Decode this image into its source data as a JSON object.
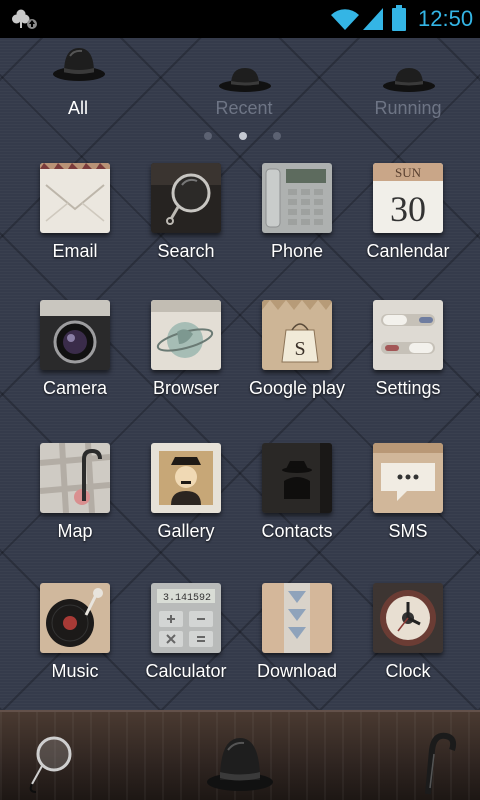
{
  "status_bar": {
    "time": "12:50",
    "notification_icon": "clover-update-icon",
    "wifi_icon": "wifi-icon",
    "signal_icon": "signal-icon",
    "battery_icon": "battery-icon",
    "accent": "#34b5e5"
  },
  "tabs": [
    {
      "label": "All",
      "active": true,
      "icon": "bowler-hat-icon"
    },
    {
      "label": "Recent",
      "active": false,
      "icon": "bowler-hat-icon"
    },
    {
      "label": "Running",
      "active": false,
      "icon": "bowler-hat-icon"
    }
  ],
  "pager": {
    "pages": 3,
    "current": 2
  },
  "apps": [
    {
      "label": "Email",
      "icon": "envelope-icon"
    },
    {
      "label": "Search",
      "icon": "magnifier-icon"
    },
    {
      "label": "Phone",
      "icon": "desk-phone-icon",
      "screen_text": "EGL-PASSLESS"
    },
    {
      "label": "Canlendar",
      "icon": "calendar-icon",
      "weekday": "SUN",
      "day": "30"
    },
    {
      "label": "Camera",
      "icon": "camera-icon"
    },
    {
      "label": "Browser",
      "icon": "globe-icon"
    },
    {
      "label": "Google play",
      "icon": "paper-bag-icon",
      "tag_letter": "S"
    },
    {
      "label": "Settings",
      "icon": "toggle-switches-icon"
    },
    {
      "label": "Map",
      "icon": "map-umbrella-icon"
    },
    {
      "label": "Gallery",
      "icon": "portrait-frame-icon"
    },
    {
      "label": "Contacts",
      "icon": "address-book-icon"
    },
    {
      "label": "SMS",
      "icon": "speech-bubble-icon"
    },
    {
      "label": "Music",
      "icon": "record-player-icon"
    },
    {
      "label": "Calculator",
      "icon": "calculator-icon",
      "display": "3.141592"
    },
    {
      "label": "Download",
      "icon": "download-box-icon"
    },
    {
      "label": "Clock",
      "icon": "wall-clock-icon"
    }
  ],
  "dock": [
    {
      "icon": "monocle-icon"
    },
    {
      "icon": "bowler-hat-icon"
    },
    {
      "icon": "umbrella-handle-icon"
    }
  ]
}
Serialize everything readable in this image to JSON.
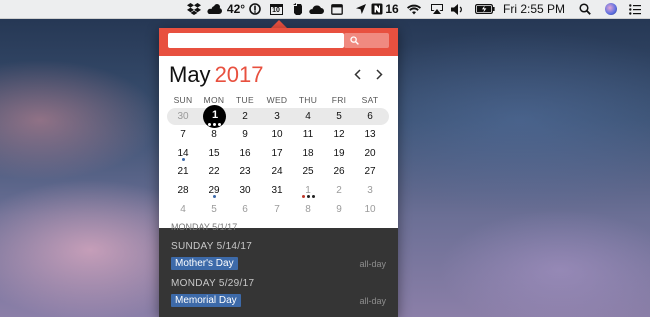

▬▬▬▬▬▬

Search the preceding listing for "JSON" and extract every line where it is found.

**Written reply:**
Decode this image into its source data as a JSON object.
Serialize everything readable in this image to JSON.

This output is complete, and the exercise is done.